Activity:
The complete listing should be restated word for word.

The input:
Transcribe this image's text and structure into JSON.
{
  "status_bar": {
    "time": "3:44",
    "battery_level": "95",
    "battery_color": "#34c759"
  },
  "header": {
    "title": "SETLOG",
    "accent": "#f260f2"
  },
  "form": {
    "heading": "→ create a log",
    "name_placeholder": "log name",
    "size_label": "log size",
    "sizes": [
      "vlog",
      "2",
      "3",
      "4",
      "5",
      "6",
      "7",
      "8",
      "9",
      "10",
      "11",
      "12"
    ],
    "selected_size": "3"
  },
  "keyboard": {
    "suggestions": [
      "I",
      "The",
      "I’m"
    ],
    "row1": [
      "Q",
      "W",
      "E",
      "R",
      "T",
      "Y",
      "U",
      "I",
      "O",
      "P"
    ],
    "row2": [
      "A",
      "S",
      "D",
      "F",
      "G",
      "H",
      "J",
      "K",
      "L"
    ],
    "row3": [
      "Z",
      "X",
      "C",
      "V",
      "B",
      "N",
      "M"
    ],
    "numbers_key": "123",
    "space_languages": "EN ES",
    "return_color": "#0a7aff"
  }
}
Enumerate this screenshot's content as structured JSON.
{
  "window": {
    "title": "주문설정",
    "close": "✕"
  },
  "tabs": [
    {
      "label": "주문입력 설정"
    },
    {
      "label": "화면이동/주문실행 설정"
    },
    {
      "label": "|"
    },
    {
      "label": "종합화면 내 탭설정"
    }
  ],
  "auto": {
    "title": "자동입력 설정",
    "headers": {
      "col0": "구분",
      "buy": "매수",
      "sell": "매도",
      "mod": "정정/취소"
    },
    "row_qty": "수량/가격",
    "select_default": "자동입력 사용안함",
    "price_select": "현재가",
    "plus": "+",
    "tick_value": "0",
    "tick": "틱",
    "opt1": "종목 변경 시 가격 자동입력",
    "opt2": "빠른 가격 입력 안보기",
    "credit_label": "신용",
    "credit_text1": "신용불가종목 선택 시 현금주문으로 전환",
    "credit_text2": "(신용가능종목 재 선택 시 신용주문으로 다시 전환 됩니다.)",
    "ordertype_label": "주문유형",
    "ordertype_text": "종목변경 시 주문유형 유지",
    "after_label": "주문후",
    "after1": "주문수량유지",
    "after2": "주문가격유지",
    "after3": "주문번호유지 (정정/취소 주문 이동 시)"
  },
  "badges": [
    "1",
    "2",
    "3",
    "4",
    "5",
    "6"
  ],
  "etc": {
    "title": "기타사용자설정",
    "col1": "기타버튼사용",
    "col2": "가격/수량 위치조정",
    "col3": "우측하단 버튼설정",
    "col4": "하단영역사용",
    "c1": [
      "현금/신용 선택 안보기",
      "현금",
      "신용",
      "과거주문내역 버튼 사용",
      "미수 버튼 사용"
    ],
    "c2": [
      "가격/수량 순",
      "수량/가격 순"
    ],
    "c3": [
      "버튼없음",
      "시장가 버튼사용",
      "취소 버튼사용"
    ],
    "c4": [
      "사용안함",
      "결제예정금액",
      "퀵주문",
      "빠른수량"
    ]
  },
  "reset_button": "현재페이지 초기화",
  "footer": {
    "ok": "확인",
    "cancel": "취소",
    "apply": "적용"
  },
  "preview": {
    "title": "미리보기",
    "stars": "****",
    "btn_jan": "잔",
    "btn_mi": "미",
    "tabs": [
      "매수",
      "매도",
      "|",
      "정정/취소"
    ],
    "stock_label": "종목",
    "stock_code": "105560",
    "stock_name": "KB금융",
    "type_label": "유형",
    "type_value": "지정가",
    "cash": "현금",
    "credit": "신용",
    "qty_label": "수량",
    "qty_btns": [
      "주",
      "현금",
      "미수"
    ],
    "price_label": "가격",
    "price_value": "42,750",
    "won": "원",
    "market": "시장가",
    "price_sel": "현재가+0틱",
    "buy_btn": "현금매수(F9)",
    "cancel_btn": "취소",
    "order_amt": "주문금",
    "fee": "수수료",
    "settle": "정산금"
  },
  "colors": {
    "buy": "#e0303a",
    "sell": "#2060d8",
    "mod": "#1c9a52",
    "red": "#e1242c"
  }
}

Your response:
Transcribe this image's text and structure into JSON.
{
  "status_bar": {
    "time": "3:44",
    "battery_level": "95",
    "battery_color": "#34c759"
  },
  "header": {
    "title": "SETLOG",
    "accent": "#f260f2"
  },
  "form": {
    "heading": "→ create a log",
    "name_placeholder": "log name",
    "size_label": "log size",
    "sizes": [
      "vlog",
      "2",
      "3",
      "4",
      "5",
      "6",
      "7",
      "8",
      "9",
      "10",
      "11",
      "12"
    ],
    "selected_size": "3"
  },
  "keyboard": {
    "suggestions": [
      "I",
      "The",
      "I’m"
    ],
    "row1": [
      "Q",
      "W",
      "E",
      "R",
      "T",
      "Y",
      "U",
      "I",
      "O",
      "P"
    ],
    "row2": [
      "A",
      "S",
      "D",
      "F",
      "G",
      "H",
      "J",
      "K",
      "L"
    ],
    "row3": [
      "Z",
      "X",
      "C",
      "V",
      "B",
      "N",
      "M"
    ],
    "numbers_key": "123",
    "space_languages": "EN ES",
    "return_color": "#0a7aff"
  }
}
Enumerate this screenshot's content as structured JSON.
{
  "window": {
    "title": "주문설정",
    "close": "✕"
  },
  "tabs": [
    {
      "label": "주문입력 설정"
    },
    {
      "label": "화면이동/주문실행 설정"
    },
    {
      "label": "|"
    },
    {
      "label": "종합화면 내 탭설정"
    }
  ],
  "auto": {
    "title": "자동입력 설정",
    "headers": {
      "col0": "구분",
      "buy": "매수",
      "sell": "매도",
      "mod": "정정/취소"
    },
    "row_qty": "수량/가격",
    "select_default": "자동입력 사용안함",
    "price_select": "현재가",
    "plus": "+",
    "tick_value": "0",
    "tick": "틱",
    "opt1": "종목 변경 시 가격 자동입력",
    "opt2": "빠른 가격 입력 안보기",
    "credit_label": "신용",
    "credit_text1": "신용불가종목 선택 시 현금주문으로 전환",
    "credit_text2": "(신용가능종목 재 선택 시 신용주문으로 다시 전환 됩니다.)",
    "ordertype_label": "주문유형",
    "ordertype_text": "종목변경 시 주문유형 유지",
    "after_label": "주문후",
    "after1": "주문수량유지",
    "after2": "주문가격유지",
    "after3": "주문번호유지 (정정/취소 주문 이동 시)"
  },
  "badges": [
    "1",
    "2",
    "3",
    "4",
    "5",
    "6"
  ],
  "etc": {
    "title": "기타사용자설정",
    "col1": "기타버튼사용",
    "col2": "가격/수량 위치조정",
    "col3": "우측하단 버튼설정",
    "col4": "하단영역사용",
    "c1": [
      "현금/신용 선택 안보기",
      "현금",
      "신용",
      "과거주문내역 버튼 사용",
      "미수 버튼 사용"
    ],
    "c2": [
      "가격/수량 순",
      "수량/가격 순"
    ],
    "c3": [
      "버튼없음",
      "시장가 버튼사용",
      "취소 버튼사용"
    ],
    "c4": [
      "사용안함",
      "결제예정금액",
      "퀵주문",
      "빠른수량"
    ]
  },
  "reset_button": "현재페이지 초기화",
  "footer": {
    "ok": "확인",
    "cancel": "취소",
    "apply": "적용"
  },
  "preview": {
    "title": "미리보기",
    "stars": "****",
    "btn_jan": "잔",
    "btn_mi": "미",
    "tabs": [
      "매수",
      "매도",
      "|",
      "정정/취소"
    ],
    "stock_label": "종목",
    "stock_code": "105560",
    "stock_name": "KB금융",
    "type_label": "유형",
    "type_value": "지정가",
    "cash": "현금",
    "credit": "신용",
    "qty_label": "수량",
    "qty_btns": [
      "주",
      "현금",
      "미수"
    ],
    "price_label": "가격",
    "price_value": "42,750",
    "won": "원",
    "market": "시장가",
    "price_sel": "현재가+0틱",
    "buy_btn": "현금매수(F9)",
    "cancel_btn": "취소",
    "order_amt": "주문금",
    "fee": "수수료",
    "settle": "정산금"
  },
  "colors": {
    "buy": "#e0303a",
    "sell": "#2060d8",
    "mod": "#1c9a52",
    "red": "#e1242c"
  }
}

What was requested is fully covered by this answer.